*** GIVEN DATA Section Begins ***

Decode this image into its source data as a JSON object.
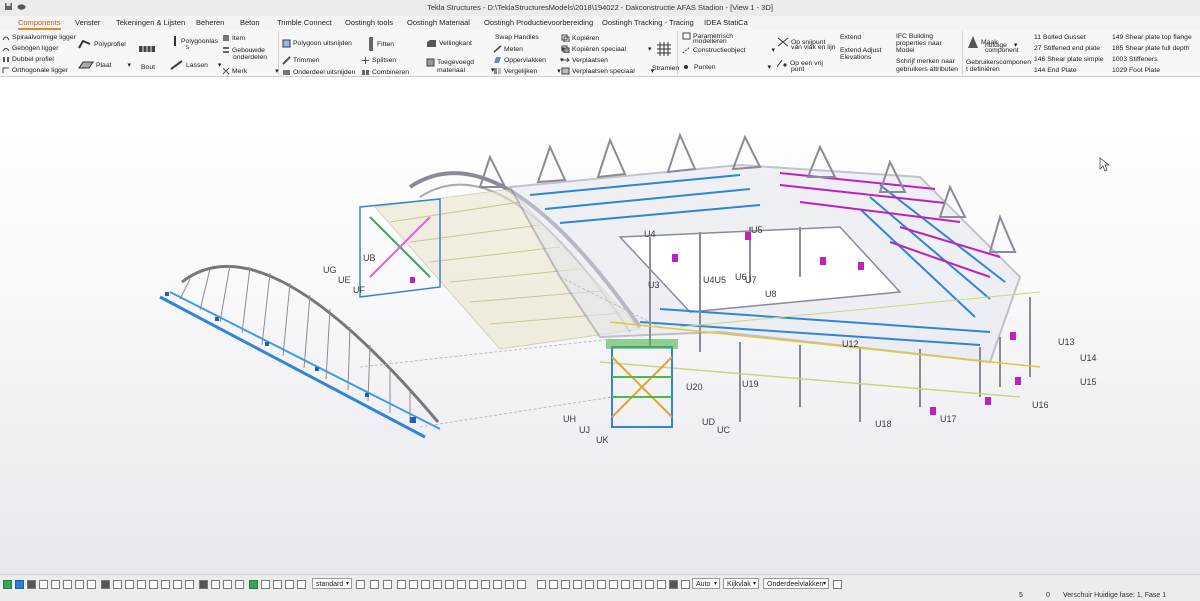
{
  "window": {
    "title": "Tekla Structures - D:\\TeklaStructuresModels\\2018\\194022 - Dakconstructie AFAS Stadion - [View 1 - 3D]"
  },
  "colors": {
    "accent": "#e08a2c",
    "steel_grey": "#8a8a99",
    "member_blue": "#2f86d6",
    "magenta": "#c020c0",
    "green": "#4cb848",
    "yellow": "#e2c640"
  },
  "tabs": [
    {
      "label": "Components",
      "active": true
    },
    {
      "label": "Venster"
    },
    {
      "label": "Tekeningen & Lijsten"
    },
    {
      "label": "Beheren"
    },
    {
      "label": "Beton"
    },
    {
      "label": "Trimble Connect"
    },
    {
      "label": "Oostingh tools"
    },
    {
      "label": "Oostingh Materiaal"
    },
    {
      "label": "Oostingh Productievoorbereiding"
    },
    {
      "label": "Oostingh Tracking - Tracing"
    },
    {
      "label": "IDEA StatiCa"
    }
  ],
  "ribbon": {
    "spiraal": "Spiraalvormige ligger",
    "gebogen": "Gebogen ligger",
    "dubbel": "Dubbel profiel",
    "orthogonaal": "Orthogonale ligger",
    "polyprofiel": "Polyprofiel",
    "plaat": "Plaat",
    "bout": "Bout",
    "polygoonlas": "Polygoonlas",
    "polygoonlas2": "s",
    "lassen": "Lassen",
    "item": "Item",
    "gebouwde": "Gebouwde",
    "onderdelen": "onderdelen",
    "merk": "Merk",
    "polygoon_uitsnijden": "Polygoon uitsnijden",
    "trimmen": "Trimmen",
    "onderdeel_uitsnijden": "Onderdeel uitsnijden",
    "fitten": "Fitten",
    "splitsen": "Splitsen",
    "combineren": "Combineren",
    "vellingkant": "Vellingkant",
    "toegevoegd": "Toegevoegd",
    "materiaal": "materiaal",
    "swap_handles": "Swap Handles",
    "meten": "Meten",
    "oppervlakken": "Oppervlakken",
    "vergelijken": "Vergelijken",
    "kopieren": "Kopiëren",
    "kopieren_speciaal": "Kopiëren speciaal",
    "verplaatsen": "Verplaatsen",
    "verplaatsen_speciaal": "Verplaatsen speciaal",
    "stramien": "Stramien",
    "parametrisch": "Parametrisch",
    "modelleren": "modelleren",
    "constructieobject": "Constructieobject",
    "punten": "Punten",
    "op_snijpunt": "Op snijpunt",
    "van_vlak": "van vlak en lijn",
    "op_een_vrij": "Op een vrij",
    "punt": "punt",
    "extend": "Extend",
    "extend_adjust": "Extend Adjust",
    "elevations": "Elevations",
    "ifc1": "IFC Building",
    "ifc2": "properties naar",
    "ifc3": "Model",
    "schrijf1": "Schrijf merken naar",
    "schrijf2": "gebruikers attributen",
    "maak1": "Maak",
    "maak2": "huidige",
    "maak3": "component",
    "gebr1": "Gebruikerscomponen",
    "gebr2": "t definiëren",
    "c11": "11 Bolted Gusset",
    "c27": "27 Stiffened end plate",
    "c146": "146 Shear plate simple",
    "c144": "144 End Plate",
    "c149": "149 Shear plate top flange",
    "c185": "185 Shear plate full depth",
    "c1003": "1003 Stiffeners",
    "c1029": "1029 Foot Plate"
  },
  "grid_labels": [
    {
      "label": "U4"
    },
    {
      "label": "U5"
    },
    {
      "label": "U4U5"
    },
    {
      "label": "U6"
    },
    {
      "label": "U7"
    },
    {
      "label": "U3"
    },
    {
      "label": "U8"
    },
    {
      "label": "UG"
    },
    {
      "label": "UE"
    },
    {
      "label": "UF"
    },
    {
      "label": "UB"
    },
    {
      "label": "U12"
    },
    {
      "label": "U13"
    },
    {
      "label": "U14"
    },
    {
      "label": "U15"
    },
    {
      "label": "U16"
    },
    {
      "label": "U17"
    },
    {
      "label": "U18"
    },
    {
      "label": "U19"
    },
    {
      "label": "U20"
    },
    {
      "label": "UH"
    },
    {
      "label": "UJ"
    },
    {
      "label": "UK"
    },
    {
      "label": "UC"
    },
    {
      "label": "UD"
    }
  ],
  "bottom": {
    "standard": "standard",
    "auto": "Auto",
    "kijkvlak": "Kijkvlak",
    "onderdeelvlakken": "Onderdeelvlakken",
    "count1": "5",
    "count2": "0",
    "status": "Verschuir Huidige fase: 1, Fase 1"
  }
}
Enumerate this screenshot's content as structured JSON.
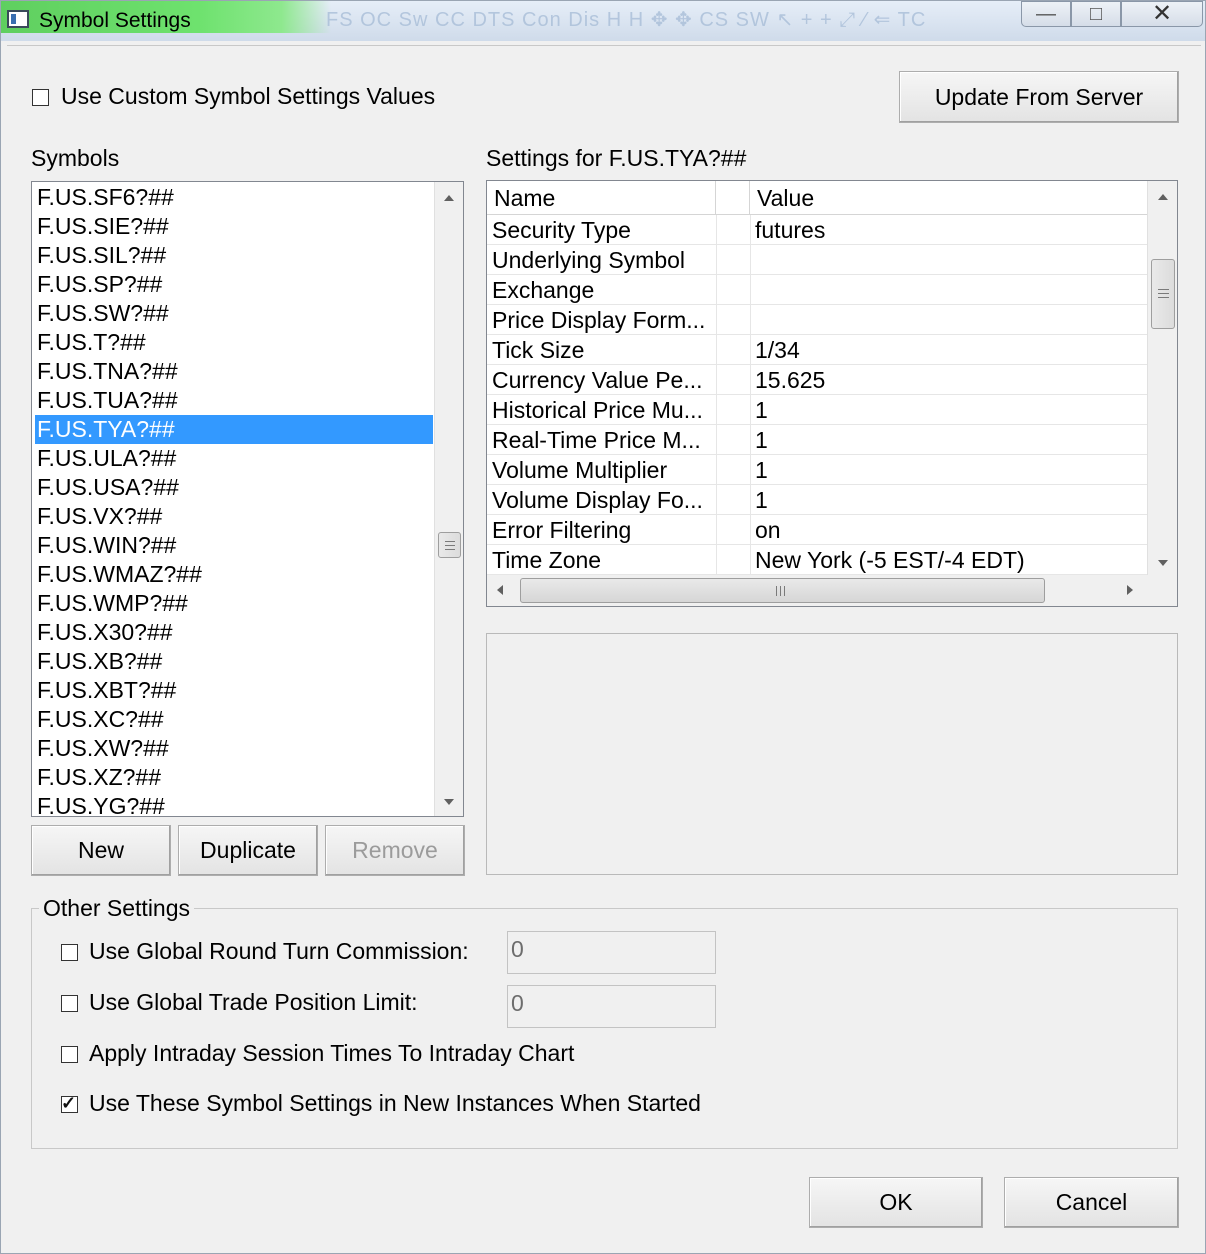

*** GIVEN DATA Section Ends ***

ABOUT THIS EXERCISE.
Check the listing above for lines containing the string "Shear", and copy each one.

EXERCISE ANSWER.
    "c146": "146 Shear plate simple",
    "c149": "149 Shear plate top flange",
    "c185": "185 Shear plate full depth",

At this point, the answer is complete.